Dubai home prices declined 6 percent in the third quarter while the United Arab Emirates’ biggest construction firm, Arabtec Holding PJSC, reported 96 percent drop in profit and Deyaar Development PJSC suffered a loss.
The Dubai House Price Index dropped 6 percent in the third quarter compared with the previous one, reaching its lowest level since the second quarter of 2009 on a summer slowdown and as banks continued to restrict lending, Colliers International, a brokerage, property and asset management company said today.
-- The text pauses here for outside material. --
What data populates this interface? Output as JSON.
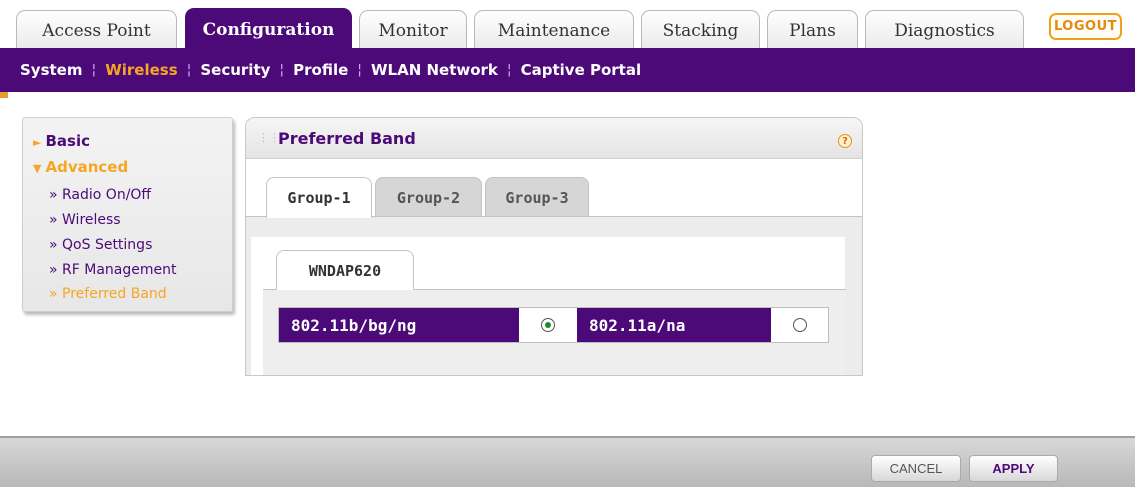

The deepest global financial crisis since the 1930s led Dubai property prices to drop by more than 50 percent from the 2008 peak and forced builders to cancel half of their projects in the emirate. Property prices in Dubai will continue to drop due to an oversupply of housing units and offices over the next 20 months, said Mohamed Alabbar, chairman of Emaar Properties PJSC, the U.A.E.’s largest developer.
Deyaar, a property developer partly owned by Dubai Islamic Bank PJSC, tumbled 7.8 percent today after reporting a third- quarter loss of 145 million dirhams. Arabtec dropped the most since May 25 after it reported a profit plunge.
“After a period of stable prices we are beginning to witness a shallow but lengthening slide in overall average prices,” said Ian Albert, regional director at Colliers. Prices had been hovering around the same values since the third quarter of 2009, he said in the report.
The average price per square foot of residential real estate fell to 951 dirhams ($258.90) in the third quarter from 1,015 dirhams in the second quarter. The number of transactions also declined 4 percent, according to the report.
Townhouses suffered the biggest price decline, falling 8 percent in the third quarter, Colliers said. Apartment prices slid 7 percent, while those of villas dropped by 5 percent.
Colliers estimate that 33,000 new housing units will be added to Dubai’s market by the end of this year, down from an earlier estimate of 41,000 units.
“We are witnessing a slow but protracted decline in asset values,” Albert wrote. “This reflects the reality on the ground as occupancy rates fall to 80 percent and the market is unable to absorb the additional supply without a growth in the population or a slowdown in the release of stock.”